Sophie Olson and Peggy Derrick
This uniform belonged to Dr. Edward Evans, former chief of staff at St. Francis Hospital and one of the most prominent surgeons in the Midwest during his time.
He wore it exactly 100 years ago, in 1918. Evans, who was originally from Canada, moved to La Crosse in 1888 to work at Marine Hospital, La Crosse’s first hospital, established and operated by the Franciscan Sisters. He quickly rose to prominence in the medical community and became chief of staff at the newly named St. Francis Hospital.
When World War I broke out, Evans served as the U.S. base hospital surgeon in La Crosse during the first years of the war. In 1918, he offered his medical expertise to the Army but was refused by the regular army medical corps because he was older than 55. He then offered his service to the Red Cross and was enlisted to go to Europe.
A La Crosse Tribune article from May 1918, headlined “Fightin’est Family Has Been Discovered in Wisconsin Town,” states: “Dr. Edward Evans is the father of the ‘fightin’est family’ in La Crosse. The surgeon, who has a wide reputation, has three children in the war. Sometime this month he will go to Europe himself to work for the cause of democracy, sacrificing his practice which is netting him a large income, for a position which carries no salary with it.”
It turns out that not only did Evans serve in the war, but so did three of his children. His eldest son, James, served on the Western Front driving ambulances for the Red Cross until he was wounded in action. His daughter, Mary, also went to France as part of a medical unit. Evans’ other son, Arthur, would go on to serve in the Italian Army as an ambulance driver.
According to his obituary, Evans served overseas for six months. He was the captain of a French operating team behind Chateau Thierry during the Allied counter offensive. From the three black bars on the sleeves of his uniform, we can tell he achieved the rank of captain. We also know that Evans acquired this uniform while he was serving in France, as it has an inside label that reads “Macdougal & Co. Rue Auber Paris.” Both the wool jacket and its striped lining are high quality and in excellent condition, leading us to believe that Evans paid for this himself and appreciated its fine tailoring.
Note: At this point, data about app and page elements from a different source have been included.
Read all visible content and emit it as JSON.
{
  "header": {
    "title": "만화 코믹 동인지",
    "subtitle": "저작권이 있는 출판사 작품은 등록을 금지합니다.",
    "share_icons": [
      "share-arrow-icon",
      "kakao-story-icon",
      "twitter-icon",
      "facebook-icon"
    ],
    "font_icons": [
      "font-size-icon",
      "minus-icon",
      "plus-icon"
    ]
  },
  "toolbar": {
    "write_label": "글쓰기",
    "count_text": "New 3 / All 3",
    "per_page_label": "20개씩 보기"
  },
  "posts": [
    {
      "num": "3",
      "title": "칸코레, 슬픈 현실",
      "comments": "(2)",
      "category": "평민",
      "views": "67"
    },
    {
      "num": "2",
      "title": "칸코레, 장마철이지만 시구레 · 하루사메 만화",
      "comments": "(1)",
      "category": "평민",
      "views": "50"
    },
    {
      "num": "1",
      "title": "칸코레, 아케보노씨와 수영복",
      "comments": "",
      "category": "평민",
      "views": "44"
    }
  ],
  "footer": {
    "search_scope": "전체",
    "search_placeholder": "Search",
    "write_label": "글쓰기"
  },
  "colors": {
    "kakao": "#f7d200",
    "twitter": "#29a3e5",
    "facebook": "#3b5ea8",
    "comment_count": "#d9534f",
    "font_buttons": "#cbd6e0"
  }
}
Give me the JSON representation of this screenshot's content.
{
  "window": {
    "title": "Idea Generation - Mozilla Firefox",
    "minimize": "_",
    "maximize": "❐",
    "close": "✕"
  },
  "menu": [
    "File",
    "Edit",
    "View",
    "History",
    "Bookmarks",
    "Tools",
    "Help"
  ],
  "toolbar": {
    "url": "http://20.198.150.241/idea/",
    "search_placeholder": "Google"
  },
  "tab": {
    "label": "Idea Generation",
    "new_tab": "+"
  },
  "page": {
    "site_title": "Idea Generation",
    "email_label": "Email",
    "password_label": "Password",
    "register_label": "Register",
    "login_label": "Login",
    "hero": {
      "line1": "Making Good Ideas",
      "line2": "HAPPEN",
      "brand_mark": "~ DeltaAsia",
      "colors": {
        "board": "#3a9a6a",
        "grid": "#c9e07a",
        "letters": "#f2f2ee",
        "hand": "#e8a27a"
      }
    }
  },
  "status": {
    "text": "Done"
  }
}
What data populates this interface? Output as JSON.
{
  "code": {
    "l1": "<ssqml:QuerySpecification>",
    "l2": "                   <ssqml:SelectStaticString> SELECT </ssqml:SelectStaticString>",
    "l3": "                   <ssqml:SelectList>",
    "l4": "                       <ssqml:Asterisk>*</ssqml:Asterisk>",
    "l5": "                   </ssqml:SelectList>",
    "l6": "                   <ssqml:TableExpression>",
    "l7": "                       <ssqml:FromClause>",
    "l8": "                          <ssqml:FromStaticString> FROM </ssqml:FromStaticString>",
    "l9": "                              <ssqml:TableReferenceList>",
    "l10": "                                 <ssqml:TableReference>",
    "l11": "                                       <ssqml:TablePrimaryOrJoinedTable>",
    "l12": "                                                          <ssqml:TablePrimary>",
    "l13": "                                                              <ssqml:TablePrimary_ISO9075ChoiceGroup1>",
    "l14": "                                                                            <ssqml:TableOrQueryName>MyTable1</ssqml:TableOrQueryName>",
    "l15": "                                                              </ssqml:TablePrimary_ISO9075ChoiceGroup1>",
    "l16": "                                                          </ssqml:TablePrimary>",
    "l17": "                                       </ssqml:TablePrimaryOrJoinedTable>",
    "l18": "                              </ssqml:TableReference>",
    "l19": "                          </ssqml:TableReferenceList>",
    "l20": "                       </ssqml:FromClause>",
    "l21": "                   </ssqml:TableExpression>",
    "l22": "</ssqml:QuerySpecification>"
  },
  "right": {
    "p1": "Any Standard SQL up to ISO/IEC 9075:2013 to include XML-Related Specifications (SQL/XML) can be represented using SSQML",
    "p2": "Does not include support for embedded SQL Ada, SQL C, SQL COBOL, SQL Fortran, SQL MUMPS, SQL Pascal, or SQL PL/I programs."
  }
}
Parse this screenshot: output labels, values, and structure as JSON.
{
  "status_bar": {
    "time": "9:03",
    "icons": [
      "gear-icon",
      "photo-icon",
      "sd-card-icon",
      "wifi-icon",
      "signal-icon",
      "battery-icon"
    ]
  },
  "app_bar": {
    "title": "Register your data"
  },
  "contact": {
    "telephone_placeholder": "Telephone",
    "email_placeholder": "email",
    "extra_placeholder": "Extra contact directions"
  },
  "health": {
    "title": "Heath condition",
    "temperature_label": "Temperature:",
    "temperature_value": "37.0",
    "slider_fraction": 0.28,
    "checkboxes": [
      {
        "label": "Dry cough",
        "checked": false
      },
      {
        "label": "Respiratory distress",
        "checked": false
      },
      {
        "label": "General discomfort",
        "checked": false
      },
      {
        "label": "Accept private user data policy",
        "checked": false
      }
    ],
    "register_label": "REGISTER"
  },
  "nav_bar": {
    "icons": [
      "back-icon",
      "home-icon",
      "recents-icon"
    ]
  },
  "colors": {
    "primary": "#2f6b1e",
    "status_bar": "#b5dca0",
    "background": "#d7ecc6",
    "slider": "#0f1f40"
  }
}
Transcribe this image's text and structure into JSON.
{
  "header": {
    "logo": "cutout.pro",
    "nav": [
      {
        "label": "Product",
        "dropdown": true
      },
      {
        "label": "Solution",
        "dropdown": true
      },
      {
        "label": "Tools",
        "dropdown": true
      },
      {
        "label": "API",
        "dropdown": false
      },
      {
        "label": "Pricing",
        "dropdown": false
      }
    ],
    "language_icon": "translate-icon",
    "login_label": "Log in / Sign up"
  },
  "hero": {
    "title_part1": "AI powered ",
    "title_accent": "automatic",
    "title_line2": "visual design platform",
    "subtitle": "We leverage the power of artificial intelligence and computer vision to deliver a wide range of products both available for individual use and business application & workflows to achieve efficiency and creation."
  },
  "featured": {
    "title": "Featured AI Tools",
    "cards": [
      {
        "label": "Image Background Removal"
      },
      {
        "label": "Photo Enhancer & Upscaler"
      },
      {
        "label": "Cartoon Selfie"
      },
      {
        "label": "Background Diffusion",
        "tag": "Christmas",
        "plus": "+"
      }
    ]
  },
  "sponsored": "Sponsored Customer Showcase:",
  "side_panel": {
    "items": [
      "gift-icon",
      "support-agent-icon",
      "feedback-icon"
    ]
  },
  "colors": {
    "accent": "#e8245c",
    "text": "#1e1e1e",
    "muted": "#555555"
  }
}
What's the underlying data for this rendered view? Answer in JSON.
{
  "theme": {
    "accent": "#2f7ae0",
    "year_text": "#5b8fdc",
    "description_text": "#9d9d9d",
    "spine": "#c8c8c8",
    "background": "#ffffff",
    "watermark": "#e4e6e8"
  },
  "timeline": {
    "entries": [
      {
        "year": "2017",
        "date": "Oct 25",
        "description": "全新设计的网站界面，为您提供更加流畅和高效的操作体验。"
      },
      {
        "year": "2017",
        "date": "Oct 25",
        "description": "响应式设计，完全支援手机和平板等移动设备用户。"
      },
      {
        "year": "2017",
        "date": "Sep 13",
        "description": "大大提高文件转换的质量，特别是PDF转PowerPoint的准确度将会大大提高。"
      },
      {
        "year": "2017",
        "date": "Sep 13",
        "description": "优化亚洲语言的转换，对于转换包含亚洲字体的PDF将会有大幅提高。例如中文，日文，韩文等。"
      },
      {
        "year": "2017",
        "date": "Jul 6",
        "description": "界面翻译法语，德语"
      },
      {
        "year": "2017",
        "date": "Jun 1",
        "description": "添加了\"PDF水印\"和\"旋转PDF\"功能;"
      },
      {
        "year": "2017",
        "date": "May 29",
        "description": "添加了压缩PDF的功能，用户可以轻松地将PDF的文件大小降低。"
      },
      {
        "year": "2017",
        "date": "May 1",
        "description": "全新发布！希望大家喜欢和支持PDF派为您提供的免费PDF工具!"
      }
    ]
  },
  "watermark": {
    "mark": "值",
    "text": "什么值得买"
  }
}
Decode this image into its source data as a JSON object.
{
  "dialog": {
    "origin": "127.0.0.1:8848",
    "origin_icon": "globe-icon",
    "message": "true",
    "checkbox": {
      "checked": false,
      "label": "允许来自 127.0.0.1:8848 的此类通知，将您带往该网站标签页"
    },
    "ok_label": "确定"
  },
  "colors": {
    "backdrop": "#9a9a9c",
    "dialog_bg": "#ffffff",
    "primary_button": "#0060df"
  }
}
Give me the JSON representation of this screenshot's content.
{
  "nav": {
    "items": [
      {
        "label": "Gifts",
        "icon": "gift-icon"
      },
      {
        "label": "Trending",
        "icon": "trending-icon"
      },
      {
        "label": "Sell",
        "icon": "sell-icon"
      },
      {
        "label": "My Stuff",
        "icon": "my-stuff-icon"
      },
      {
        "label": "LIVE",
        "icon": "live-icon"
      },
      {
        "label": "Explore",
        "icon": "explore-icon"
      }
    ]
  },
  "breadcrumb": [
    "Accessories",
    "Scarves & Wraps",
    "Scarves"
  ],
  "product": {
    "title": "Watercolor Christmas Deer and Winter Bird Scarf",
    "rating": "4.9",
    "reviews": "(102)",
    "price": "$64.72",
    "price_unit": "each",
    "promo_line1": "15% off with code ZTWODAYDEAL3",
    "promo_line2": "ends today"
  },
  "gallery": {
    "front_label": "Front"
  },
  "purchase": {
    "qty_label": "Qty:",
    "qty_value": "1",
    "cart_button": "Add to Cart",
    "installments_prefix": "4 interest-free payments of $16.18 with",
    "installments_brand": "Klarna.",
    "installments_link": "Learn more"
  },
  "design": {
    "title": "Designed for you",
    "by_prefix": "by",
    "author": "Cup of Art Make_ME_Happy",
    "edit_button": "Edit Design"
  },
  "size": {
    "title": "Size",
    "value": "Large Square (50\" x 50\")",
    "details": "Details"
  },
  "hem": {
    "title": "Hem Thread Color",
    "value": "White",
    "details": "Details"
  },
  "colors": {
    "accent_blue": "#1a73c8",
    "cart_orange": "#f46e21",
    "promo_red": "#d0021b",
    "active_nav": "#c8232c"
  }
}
Among the many civic roles Evans held in La Crosse was his service as director of the Young Women’s Christian Association. The local chapter of the YWCA was founded in 1903, and was housed in the top two floors of the Coren Building at 420 Main St. In 1905, the organization moved to the Mons Anderson house on Cass Street (today the Le Chateau restaurant), but by 1919 the YWCA had moved back to the Coren Building.
Today the building houses a street-level business, The Wedding Tree, and the top floor is a beautifully restored event venue, The Court Above Main. The hardwood floor still shows the markings of the basketball court from the days when it was a gymnasium. You can also see the door to Evans’ office, which still has his name stenciled on it, incorporated into the front of the small serving bar.
This article was originally published in the La Crosse Tribune on January 6, 2018.